Mommy's helper: Is drinking a problem for parents?
Is it time to put a cork in drinking and parenting?
This story is part of Amy Bell's column Parental Guidance that airs on CBC Radio One's The Early Edition.
As "Dryuary" comes to a close, a quick glance at any social media stream shows a lot of parents white-knuckling their way through the month without the help of their mommy juice or parenting pop.
But at what point does drinking and parenting become a problem?
And with a never ending supply of hashtags and GIFs related to using alcohol to cope with parenting — is it time to put a cork in it and put down the bottle for more than a month?
Dr. Keith Ahamed is a clinical researcher with the British Columbia Centre on Substance Use, as well as a family doctor and addiction physician. What concerns him in both his career and his social life is the number of people shocked to find out that not only is alcohol one of the most common addictions — second only to nicotine — but it can have incredibly damaging long-term effects on your health if you're drinking too much.
"It includes a variety of cancers [and] a risk of other diseases like pancreatitis, brain diseases and heart diseases" said Dr. Ahamed.
And just how much is too much?
According to the Canadian Centre on Substance Use and Addiction, it's no more than two drinks a day to a maximum of 10 a week for women.
For men, it's slightly more at three drinks per day to a maximum of 15 per week.
So, if you're having a few glasses of wine a night to deal with the nightly whining — you're putting yourself at risk, especially if you're a mom.
In fact, current data shows the alcohol-attributed death rate for women increased by 26 per cent from 2001 to 2017, compared with a roughly five per cent increase over the same period for men.
But if parents aren't sneaking Chardonnay in their sippy cups, will they find another way to decompress?
Shannon Chiarenza is a Vancouver mom of two, who runs a blog and website called "Weed Mama." She's very much a big supporter of recreational marijuana use and uses her online platform to try and educate people about the benefits of cannabis and how it can help them navigate the world of parenting without the negative impacts of alcohol.
"I call it feeling proper," said Chiarenza. "It's where you're evening out the way you feel. It helps you get into the now. It helps you de-stress."
But there is still a lot of research to be done on the long term effects of marijuana use — and it can cause anxiety and sleeplessness in some people—something most parents are hoping to avoid.
Bottom line — parenting is hard work.
It is a thankless job at times and a readily available and acceptable way to unwind and reset after a long day is hard to resist. Especially a delicious one!
But we need to stop glossing over how easy it is to become addicted and the impact it can have on your health and your family.

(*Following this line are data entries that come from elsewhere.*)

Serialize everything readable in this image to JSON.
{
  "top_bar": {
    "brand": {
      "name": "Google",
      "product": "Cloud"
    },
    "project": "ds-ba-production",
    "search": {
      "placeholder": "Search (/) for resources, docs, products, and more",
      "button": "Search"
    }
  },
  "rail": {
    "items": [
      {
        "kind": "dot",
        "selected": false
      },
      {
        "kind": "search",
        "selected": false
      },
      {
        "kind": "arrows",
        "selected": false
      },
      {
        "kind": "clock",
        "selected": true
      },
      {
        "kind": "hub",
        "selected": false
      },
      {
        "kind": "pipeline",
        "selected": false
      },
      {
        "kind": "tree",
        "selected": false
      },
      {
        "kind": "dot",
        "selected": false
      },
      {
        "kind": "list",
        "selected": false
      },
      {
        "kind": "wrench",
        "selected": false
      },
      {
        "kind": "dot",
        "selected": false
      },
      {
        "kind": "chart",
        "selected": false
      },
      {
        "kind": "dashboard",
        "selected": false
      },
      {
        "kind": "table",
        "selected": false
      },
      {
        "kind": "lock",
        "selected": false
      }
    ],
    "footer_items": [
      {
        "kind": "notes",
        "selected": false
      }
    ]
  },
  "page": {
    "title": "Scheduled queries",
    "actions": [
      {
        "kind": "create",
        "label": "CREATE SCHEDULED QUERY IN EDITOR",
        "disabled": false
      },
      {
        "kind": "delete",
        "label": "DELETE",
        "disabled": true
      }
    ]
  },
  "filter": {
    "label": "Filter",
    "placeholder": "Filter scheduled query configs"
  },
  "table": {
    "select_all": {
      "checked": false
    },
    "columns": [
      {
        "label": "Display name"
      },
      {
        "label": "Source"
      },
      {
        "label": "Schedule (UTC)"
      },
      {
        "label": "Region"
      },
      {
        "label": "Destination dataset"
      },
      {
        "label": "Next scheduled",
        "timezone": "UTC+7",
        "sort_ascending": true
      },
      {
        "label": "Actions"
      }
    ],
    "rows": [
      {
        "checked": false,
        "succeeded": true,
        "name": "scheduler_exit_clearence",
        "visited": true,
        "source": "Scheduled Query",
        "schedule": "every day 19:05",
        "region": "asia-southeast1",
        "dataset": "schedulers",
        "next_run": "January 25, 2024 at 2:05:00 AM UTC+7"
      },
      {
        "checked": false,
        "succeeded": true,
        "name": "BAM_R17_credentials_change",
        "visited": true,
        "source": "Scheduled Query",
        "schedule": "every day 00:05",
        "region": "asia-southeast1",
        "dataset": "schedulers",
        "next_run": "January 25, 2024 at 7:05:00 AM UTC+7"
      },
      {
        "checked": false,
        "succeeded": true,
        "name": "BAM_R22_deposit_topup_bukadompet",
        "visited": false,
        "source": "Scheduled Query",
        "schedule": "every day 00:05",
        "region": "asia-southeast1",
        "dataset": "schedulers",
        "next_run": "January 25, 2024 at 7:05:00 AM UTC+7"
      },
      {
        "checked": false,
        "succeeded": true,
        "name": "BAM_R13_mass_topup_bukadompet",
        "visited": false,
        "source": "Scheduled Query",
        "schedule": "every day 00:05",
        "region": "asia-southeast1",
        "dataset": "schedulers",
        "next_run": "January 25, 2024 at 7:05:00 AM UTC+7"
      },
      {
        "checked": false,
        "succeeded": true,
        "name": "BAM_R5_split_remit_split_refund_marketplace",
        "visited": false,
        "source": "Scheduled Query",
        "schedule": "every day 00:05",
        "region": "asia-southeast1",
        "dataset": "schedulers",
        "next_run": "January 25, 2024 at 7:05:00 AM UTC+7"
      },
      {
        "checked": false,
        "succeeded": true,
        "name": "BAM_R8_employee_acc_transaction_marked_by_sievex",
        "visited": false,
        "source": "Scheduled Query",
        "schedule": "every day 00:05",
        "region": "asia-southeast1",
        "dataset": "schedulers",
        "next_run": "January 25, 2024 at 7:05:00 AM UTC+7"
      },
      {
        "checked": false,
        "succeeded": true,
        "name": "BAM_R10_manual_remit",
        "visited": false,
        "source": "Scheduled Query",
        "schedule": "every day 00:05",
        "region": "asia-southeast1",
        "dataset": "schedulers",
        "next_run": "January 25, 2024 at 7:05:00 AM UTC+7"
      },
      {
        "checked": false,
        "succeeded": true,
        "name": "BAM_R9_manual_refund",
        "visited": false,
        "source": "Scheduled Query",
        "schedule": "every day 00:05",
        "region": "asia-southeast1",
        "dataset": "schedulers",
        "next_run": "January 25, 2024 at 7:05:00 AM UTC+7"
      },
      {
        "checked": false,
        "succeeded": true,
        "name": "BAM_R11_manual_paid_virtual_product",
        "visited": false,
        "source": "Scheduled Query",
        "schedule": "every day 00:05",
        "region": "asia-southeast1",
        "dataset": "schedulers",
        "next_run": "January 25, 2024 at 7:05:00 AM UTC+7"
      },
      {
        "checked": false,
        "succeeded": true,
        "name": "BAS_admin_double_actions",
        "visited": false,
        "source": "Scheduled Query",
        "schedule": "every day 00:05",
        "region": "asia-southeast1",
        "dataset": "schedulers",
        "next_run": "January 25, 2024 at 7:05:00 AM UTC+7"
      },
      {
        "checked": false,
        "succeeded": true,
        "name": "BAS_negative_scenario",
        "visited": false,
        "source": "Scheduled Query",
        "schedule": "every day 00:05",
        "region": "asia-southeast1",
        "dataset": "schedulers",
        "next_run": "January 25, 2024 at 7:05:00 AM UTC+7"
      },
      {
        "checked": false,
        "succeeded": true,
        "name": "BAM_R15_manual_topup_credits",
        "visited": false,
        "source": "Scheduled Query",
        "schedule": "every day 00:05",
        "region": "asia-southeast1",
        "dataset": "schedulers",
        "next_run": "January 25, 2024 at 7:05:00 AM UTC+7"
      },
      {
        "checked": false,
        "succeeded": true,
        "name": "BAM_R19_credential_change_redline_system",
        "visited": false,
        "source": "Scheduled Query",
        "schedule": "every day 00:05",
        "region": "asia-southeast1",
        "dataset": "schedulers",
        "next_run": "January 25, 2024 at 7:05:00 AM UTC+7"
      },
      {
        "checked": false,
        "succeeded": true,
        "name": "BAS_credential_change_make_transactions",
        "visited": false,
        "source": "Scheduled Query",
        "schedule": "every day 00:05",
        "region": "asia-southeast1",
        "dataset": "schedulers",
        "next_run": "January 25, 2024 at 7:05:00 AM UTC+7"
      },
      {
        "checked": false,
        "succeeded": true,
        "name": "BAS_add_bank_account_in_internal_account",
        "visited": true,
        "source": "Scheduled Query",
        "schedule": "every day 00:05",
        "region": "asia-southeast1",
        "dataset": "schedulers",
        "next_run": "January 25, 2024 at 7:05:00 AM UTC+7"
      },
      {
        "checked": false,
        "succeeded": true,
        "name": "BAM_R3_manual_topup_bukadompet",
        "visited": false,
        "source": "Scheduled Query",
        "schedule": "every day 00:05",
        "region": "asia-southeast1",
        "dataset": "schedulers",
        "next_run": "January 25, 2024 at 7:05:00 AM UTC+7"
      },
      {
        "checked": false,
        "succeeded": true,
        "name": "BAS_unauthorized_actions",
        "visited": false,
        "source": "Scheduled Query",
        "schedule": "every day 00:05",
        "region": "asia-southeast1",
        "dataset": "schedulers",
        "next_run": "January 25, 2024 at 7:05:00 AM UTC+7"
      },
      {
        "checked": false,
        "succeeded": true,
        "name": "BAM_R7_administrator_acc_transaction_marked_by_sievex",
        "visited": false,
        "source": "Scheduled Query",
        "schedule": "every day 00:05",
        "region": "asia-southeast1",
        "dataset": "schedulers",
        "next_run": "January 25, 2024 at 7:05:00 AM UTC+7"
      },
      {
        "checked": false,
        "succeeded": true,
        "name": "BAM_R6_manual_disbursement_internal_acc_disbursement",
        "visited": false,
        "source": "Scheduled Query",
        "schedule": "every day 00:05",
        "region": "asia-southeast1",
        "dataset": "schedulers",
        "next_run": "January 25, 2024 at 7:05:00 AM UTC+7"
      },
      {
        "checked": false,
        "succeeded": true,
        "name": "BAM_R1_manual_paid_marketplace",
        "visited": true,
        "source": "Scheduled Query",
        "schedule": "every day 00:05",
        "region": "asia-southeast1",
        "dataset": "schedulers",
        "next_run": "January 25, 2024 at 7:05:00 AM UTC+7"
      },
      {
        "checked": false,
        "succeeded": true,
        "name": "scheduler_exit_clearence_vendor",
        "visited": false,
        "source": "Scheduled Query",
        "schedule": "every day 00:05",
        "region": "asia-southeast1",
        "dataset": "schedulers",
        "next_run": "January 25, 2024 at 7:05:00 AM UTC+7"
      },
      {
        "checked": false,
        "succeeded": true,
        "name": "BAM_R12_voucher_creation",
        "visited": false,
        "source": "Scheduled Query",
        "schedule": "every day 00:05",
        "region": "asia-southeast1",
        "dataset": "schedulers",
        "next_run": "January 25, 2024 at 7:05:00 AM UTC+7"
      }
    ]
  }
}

Maybe take Dryuary to re-examine how much you drink and try and find healthier ways to manage the stress throughout the year.
Most importantly, look at your kids and instead of seeing a reason to drink — see a reason to cut back or stop.